• How Can I Improve My CV? How Can I Improve My CV?

How can I improve my CV?

How can I make my CV sell me better?

So you’ve made the decision to look for a new role. You want a fresh challenge. But what to do about your CV? If you’ve moved jobs a few times in your career, your CV can look more like a dissertation of the businesses in the area than a true reflection of your skills … it can go on for pages!

Maybe you’re one of the people that hasn’t looked for a job for years and you’re literally starting from scratch.

When I interview people, as part of the registration process with Clarity Appointments, I always critique my candidate’s CV. I want them to come away from our meeting feeling that I am on their side and I genuinely want them to find the right job for them.

Hopefully this blog will help anyone putting together a new CV or revamping an old one, with the main pointers I give everyone I meet.

Firstly, ensure you have your name and contact details on there. You may think this is an obvious one, but I can’t tell you how many CV’s I review daily that don’t have these basics on here.

Start with a profile. This is effectively your elevator pitch. It should only be 3-4 lines, but basically sums up your key skills and what you are looking for. Essentially, it should answer the “why should I hire you” question. Don't be afraid to tailor this to the job you are applying for.

Then go into your career history. Some people opt for a key skills section above this. This is fine, but keep it brief. The first thing most employers will look at first before everything else is your most recent job. Ensure you have the name of your employer, the dates of employment and your job title. Now, I suggest to EVERYONE I talk to (because 99% of the people I meet don’t do this), that you add a line about what the company does. If you know their company turnover and number of employees, even better. Just one line will do it. It gives some perspective to your future employer who won’t know what ABC Services does. Do this for ALL your employers.

Then give a brief list of your duties. DO NOT just copy and paste the job description you were given 10 years ago when you started. Really think about what you do on a day to day basis, and if relevant, the volumes of work you are handling. E.g. if you work on purchase ledger, how many invoices are you processing daily, and what sorts of values are you dealing with, and so on.

If you can, add a couple of achievements from your time there.

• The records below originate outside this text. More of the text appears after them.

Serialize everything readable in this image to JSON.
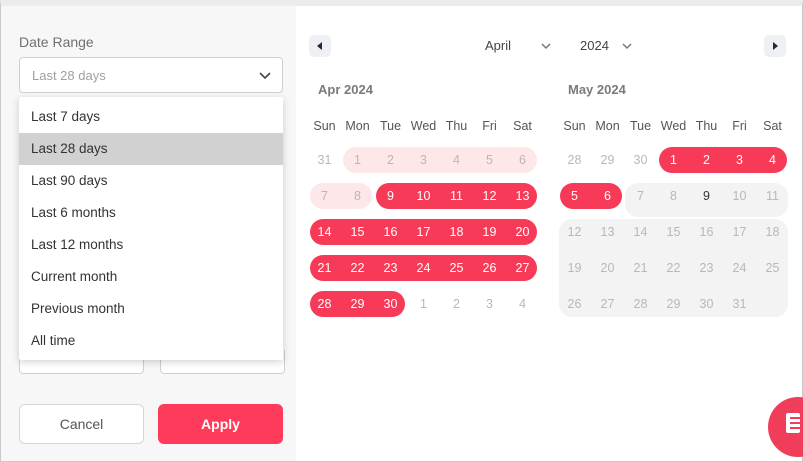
{
  "filter": {
    "label": "Date Range",
    "placeholder": "Last 28 days",
    "options": [
      {
        "label": "Last 7 days",
        "selected": false
      },
      {
        "label": "Last 28 days",
        "selected": true
      },
      {
        "label": "Last 90 days",
        "selected": false
      },
      {
        "label": "Last 6 months",
        "selected": false
      },
      {
        "label": "Last 12 months",
        "selected": false
      },
      {
        "label": "Current month",
        "selected": false
      },
      {
        "label": "Previous month",
        "selected": false
      },
      {
        "label": "All time",
        "selected": false
      }
    ]
  },
  "actions": {
    "cancel": "Cancel",
    "apply": "Apply"
  },
  "calendar_nav": {
    "month": "April",
    "year": "2024",
    "prev_icon": "caret-left-icon",
    "next_icon": "caret-right-icon"
  },
  "weekdays": [
    "Sun",
    "Mon",
    "Tue",
    "Wed",
    "Thu",
    "Fri",
    "Sat"
  ],
  "months": [
    {
      "title": "Apr 2024",
      "weeks": [
        [
          {
            "d": "31",
            "s": "muted"
          },
          {
            "d": "1",
            "s": "in-range"
          },
          {
            "d": "2",
            "s": "in-range"
          },
          {
            "d": "3",
            "s": "in-range"
          },
          {
            "d": "4",
            "s": "in-range"
          },
          {
            "d": "5",
            "s": "in-range"
          },
          {
            "d": "6",
            "s": "in-range"
          }
        ],
        [
          {
            "d": "7",
            "s": "in-range"
          },
          {
            "d": "8",
            "s": "in-range"
          },
          {
            "d": "9",
            "s": "selected"
          },
          {
            "d": "10",
            "s": "selected"
          },
          {
            "d": "11",
            "s": "selected"
          },
          {
            "d": "12",
            "s": "selected"
          },
          {
            "d": "13",
            "s": "selected"
          }
        ],
        [
          {
            "d": "14",
            "s": "selected"
          },
          {
            "d": "15",
            "s": "selected"
          },
          {
            "d": "16",
            "s": "selected"
          },
          {
            "d": "17",
            "s": "selected"
          },
          {
            "d": "18",
            "s": "selected"
          },
          {
            "d": "19",
            "s": "selected"
          },
          {
            "d": "20",
            "s": "selected"
          }
        ],
        [
          {
            "d": "21",
            "s": "selected"
          },
          {
            "d": "22",
            "s": "selected"
          },
          {
            "d": "23",
            "s": "selected"
          },
          {
            "d": "24",
            "s": "selected"
          },
          {
            "d": "25",
            "s": "selected"
          },
          {
            "d": "26",
            "s": "selected"
          },
          {
            "d": "27",
            "s": "selected"
          }
        ],
        [
          {
            "d": "28",
            "s": "selected"
          },
          {
            "d": "29",
            "s": "selected"
          },
          {
            "d": "30",
            "s": "selected"
          },
          {
            "d": "1",
            "s": "muted"
          },
          {
            "d": "2",
            "s": "muted"
          },
          {
            "d": "3",
            "s": "muted"
          },
          {
            "d": "4",
            "s": "muted"
          }
        ]
      ]
    },
    {
      "title": "May 2024",
      "weeks": [
        [
          {
            "d": "28",
            "s": "muted"
          },
          {
            "d": "29",
            "s": "muted"
          },
          {
            "d": "30",
            "s": "muted"
          },
          {
            "d": "1",
            "s": "selected"
          },
          {
            "d": "2",
            "s": "selected"
          },
          {
            "d": "3",
            "s": "selected"
          },
          {
            "d": "4",
            "s": "selected"
          }
        ],
        [
          {
            "d": "5",
            "s": "selected"
          },
          {
            "d": "6",
            "s": "selected"
          },
          {
            "d": "7",
            "s": "disabled"
          },
          {
            "d": "8",
            "s": "disabled"
          },
          {
            "d": "9",
            "s": "today"
          },
          {
            "d": "10",
            "s": "disabled"
          },
          {
            "d": "11",
            "s": "disabled"
          }
        ],
        [
          {
            "d": "12",
            "s": "disabled"
          },
          {
            "d": "13",
            "s": "disabled"
          },
          {
            "d": "14",
            "s": "disabled"
          },
          {
            "d": "15",
            "s": "disabled"
          },
          {
            "d": "16",
            "s": "disabled"
          },
          {
            "d": "17",
            "s": "disabled"
          },
          {
            "d": "18",
            "s": "disabled"
          }
        ],
        [
          {
            "d": "19",
            "s": "disabled"
          },
          {
            "d": "20",
            "s": "disabled"
          },
          {
            "d": "21",
            "s": "disabled"
          },
          {
            "d": "22",
            "s": "disabled"
          },
          {
            "d": "23",
            "s": "disabled"
          },
          {
            "d": "24",
            "s": "disabled"
          },
          {
            "d": "25",
            "s": "disabled"
          }
        ],
        [
          {
            "d": "26",
            "s": "disabled"
          },
          {
            "d": "27",
            "s": "disabled"
          },
          {
            "d": "28",
            "s": "disabled"
          },
          {
            "d": "29",
            "s": "disabled"
          },
          {
            "d": "30",
            "s": "disabled"
          },
          {
            "d": "31",
            "s": "disabled"
          },
          {
            "d": "",
            "s": "disabled"
          }
        ]
      ]
    }
  ],
  "colors": {
    "accent": "#ff3b5c",
    "range_fill": "#f63a58",
    "range_light": "#fde7e9",
    "disabled_fill": "#f3f3f3"
  },
  "corner_widget_icon": "document-icon"
}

What I don’t like are vague statements about jobs. For example “Handling paperwork”. What is the paperwork? What do you do with it? How much of it? Are you picking it up, shuffling it like a pack of cards and putting it back down? I handle bits of paper all the time but I’m not sure a new employer would see in this as a necessary skill needed for their team. If you're taking phone calls, what do they tend to be about? What systems are you using? What are your Excel spreadsheet skills like? What do you use them for.

Try not to be emotional about your duties. Be factual. This is what I do and what I achieved doing it.

Keep your CV to three sides of A4 (max 4) so this may mean you only add detail to your most recent roles. Keep the rest as a summary. Company, Job title and dates only.

Then talk about your Education. School / College / University attended and what you studied. Don’t talk about GCSE’s if you actually studies O’levels otherwise you are lying. You don’t necessarily need to mention grades either, depending on where you are in your career, especially if they're not that great. Your experience will be more important.

Lastly, talk about your hobbies and interests. Some of my clients won’t interview people that don’t include this as it says so much about who you are. However, again be factual and not too emotional. This section should be an opener to find out more at interview.

With references, there’s no need to include all your contact details. “Available on request” will suffice here, but DO have a record of who they are and ask permission when needed, to request a reference once you have a job offer.

One final note on font. A nice clear one like Calibri, Ariel or Times Roman are best, no smaller than "10" and no larger than "12".

Please check out our website for a more in depth guide ... https://www.clarityappointments.co.uk/candidates/CV-writing-tips.html

Good luck!

Terri Lalonde, Business Manager

Good luck! Most good recruitment agencies will give you guidance if you are really struggling, and there are plenty of templates out there. Take your time over your CV. It is your personal piece of marketing that your prospective employer will use as an introduction to you. It is incredibly important and needs time and care.